Trinity’s Easter tradition continues [UPDATED]Published 11:18am Thursday, March 28, 2013 Updated 11:23am Thursday, March 28, 2013
It’s been a tradition for over a decade, but this year’s snow has given some unexpected changes to the Easter service schedule at Trinity Lutheran Church.
Easter weekend at Trinity often includes a Living Lord’s Supper on Thursday and a reenactment of the guarding of Jesus’ tomb on Easter Sunday. The reenactment includes a nine-foot tall rock that is fitted together outside.
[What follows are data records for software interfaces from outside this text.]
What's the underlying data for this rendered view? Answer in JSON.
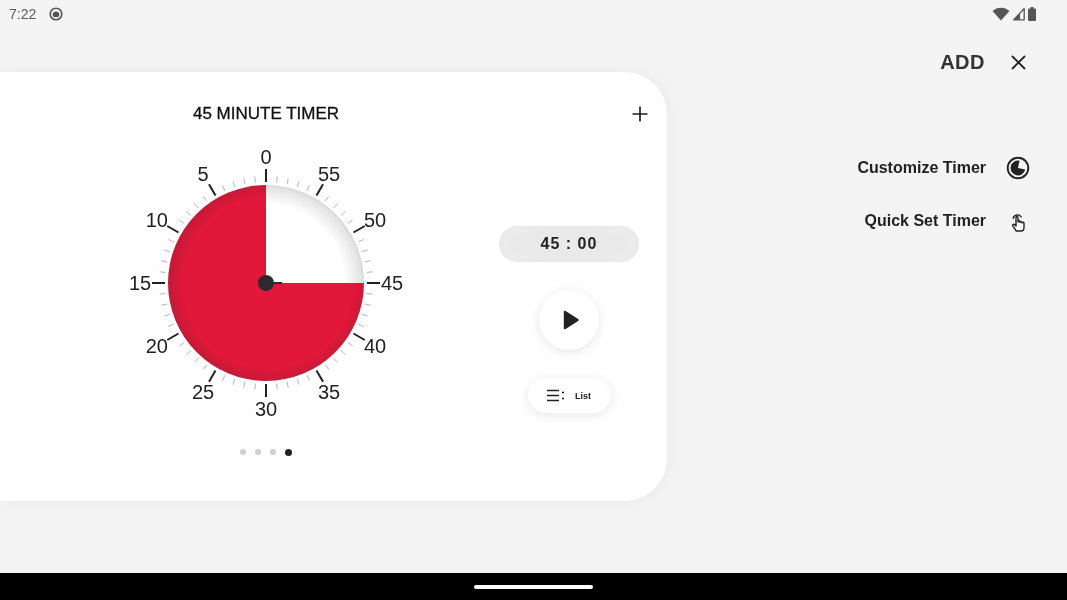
{
  "status_bar": {
    "time": "7:22"
  },
  "timer_card": {
    "title": "45 MINUTE TIMER",
    "dial": {
      "labels": [
        "0",
        "55",
        "50",
        "45",
        "40",
        "35",
        "30",
        "25",
        "20",
        "15",
        "10",
        "5"
      ],
      "chart_data": {
        "type": "pie",
        "values": [
          25,
          75
        ]
      }
    },
    "time_display": "45 : 00",
    "list_button": {
      "label": "List"
    },
    "pages": [
      {
        "selected": false
      },
      {
        "selected": false
      },
      {
        "selected": false
      },
      {
        "selected": true
      }
    ]
  },
  "panel": {
    "add_label": "ADD",
    "items": [
      {
        "label": "Customize Timer",
        "kind": "customize"
      },
      {
        "label": "Quick Set Timer",
        "kind": "quick-set"
      }
    ]
  }
}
The Rev. Curtis Deterding said that won’t happen this year because of a lack of space from all the snow.
“It’s just a matter of not being able to actually put everything together,” said Deterding, pastor at Trinity who has helped organize the events in his nine years at the church.
Over the years, Deterding said the message of the story in the reenactment has become an important reminder for Christians at Trinity and in the community.
“All it is is a couple of soldiers next to a rock, but it reminds people of the story that is our story, the one we look forward to, that being the resurrection of the dead to life everlasting,” said Deterding. “That’s the focal point of our faith, our religion, what Christ has done for us.”
Being down one event, however, won’t put a damper on such an important celebration.
For Maundy Thursday, the church will hold its Living Lord’s Supper service at 7 p.m., with actors from the church dressed as the 12 disciples recreating the portrait of the last supper as painted by Leonardo da Vinci.
Good Friday will feature a cross walk at 5:30 p.m. for the church youth, who will carry a cross as a group from Shopko downtown to the church.
On Easter Sunday, the church will hold a sunrise service at 6:30 a.m. before regular service at 9.
Despite losing one event, Deterding said the reenactments serve as an important tool for reflection and faith.
“For our parishioners, my hope is that they will continue to carry those visuals in their minds,” said Deterding. “I know that whenever you take something and make it visual to people it seems to be etched in their hearts and minds.”
With the events so well received by others in the past, Deterding said it is important for the events to continue because of what they mean to residents in Fergus Falls.
“It’s an outreach to the community, but also a reminder of who we are as a community here in town as a predominantly Christian area,” Deterding said. “It’s a reminder that, as a community, we’re focused in on this story.”
Deterding welcomes the public to attend the services and worship alongside the congregation at Trinity.
“We surely want to invite the community and especially anyone who doesn’t have a church home,” said Deterding. “They are always welcome to worship with us.”